● WHAT IS EXPECTED:
Working through the entries below, find how many lines include the string "count"; give only that number.

◇ ◇ ◇

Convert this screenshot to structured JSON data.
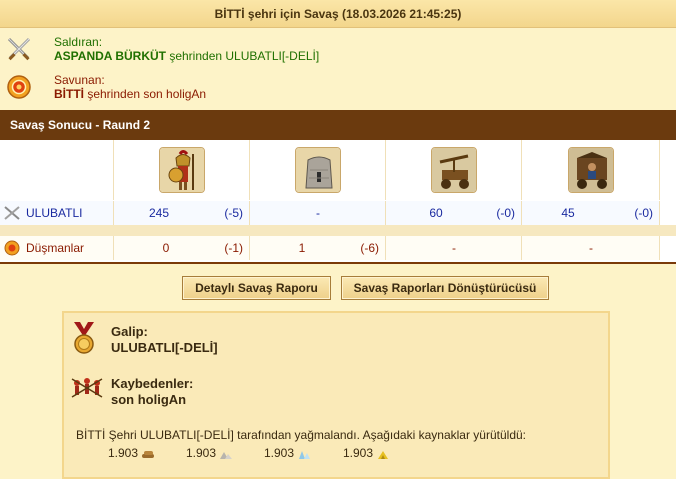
{
  "header": {
    "title": "BİTTİ şehri için Savaş (18.03.2026 21:45:25)"
  },
  "attacker": {
    "role": "Saldıran:",
    "name": "ASPANDA BÜRKÜT",
    "suffix": " şehrinden ULUBATLI[-DELİ]",
    "icon": "crossed-swords-icon"
  },
  "defender": {
    "role": "Savunan:",
    "name": "BİTTİ",
    "suffix": " şehrinden son holigAn",
    "icon": "shield-emblem-icon"
  },
  "section": {
    "title": "Savaş Sonucu - Raund 2"
  },
  "units": [
    {
      "icon": "spearman-hoplite-icon"
    },
    {
      "icon": "stone-wall-icon"
    },
    {
      "icon": "catapult-icon"
    },
    {
      "icon": "siege-ram-icon"
    }
  ],
  "rows": {
    "attacker": {
      "label": "ULUBATLI",
      "cells": [
        {
          "count": "245",
          "delta": "(-5)"
        },
        {
          "count": "-",
          "delta": ""
        },
        {
          "count": "60",
          "delta": "(-0)"
        },
        {
          "count": "45",
          "delta": "(-0)"
        }
      ]
    },
    "defender": {
      "label": "Düşmanlar",
      "cells": [
        {
          "count": "0",
          "delta": "(-1)"
        },
        {
          "count": "1",
          "delta": "(-6)"
        },
        {
          "count": "-",
          "delta": ""
        },
        {
          "count": "-",
          "delta": ""
        }
      ]
    }
  },
  "buttons": {
    "detailed_report": "Detaylı Savaş Raporu",
    "converter": "Savaş Raporları Dönüştürücüsü"
  },
  "result": {
    "winner_label": "Galip:",
    "winner_name": "ULUBATLI[-DELİ]",
    "losers_label": "Kaybedenler:",
    "losers_name": "son holigAn",
    "loot_text": "BİTTİ Şehri ULUBATLI[-DELİ] tarafından yağmalandı. Aşağıdaki kaynaklar yürütüldü:",
    "resources": [
      {
        "amount": "1.903",
        "icon": "wood-icon"
      },
      {
        "amount": "1.903",
        "icon": "marble-icon"
      },
      {
        "amount": "1.903",
        "icon": "crystal-icon"
      },
      {
        "amount": "1.903",
        "icon": "sulfur-icon"
      }
    ]
  },
  "colors": {
    "section_bar": "#6b3a0e",
    "attacker_text": "#207000",
    "defender_text": "#8a1a00",
    "value_blue": "#1a2aa0",
    "background": "#fdf3c8"
  }
}
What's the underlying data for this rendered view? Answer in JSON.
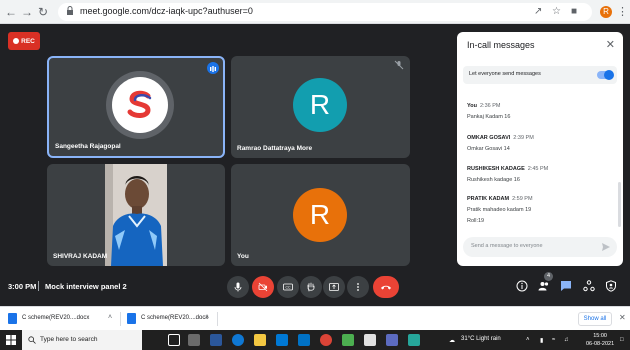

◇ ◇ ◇

● SOLVED PROBLEM:
8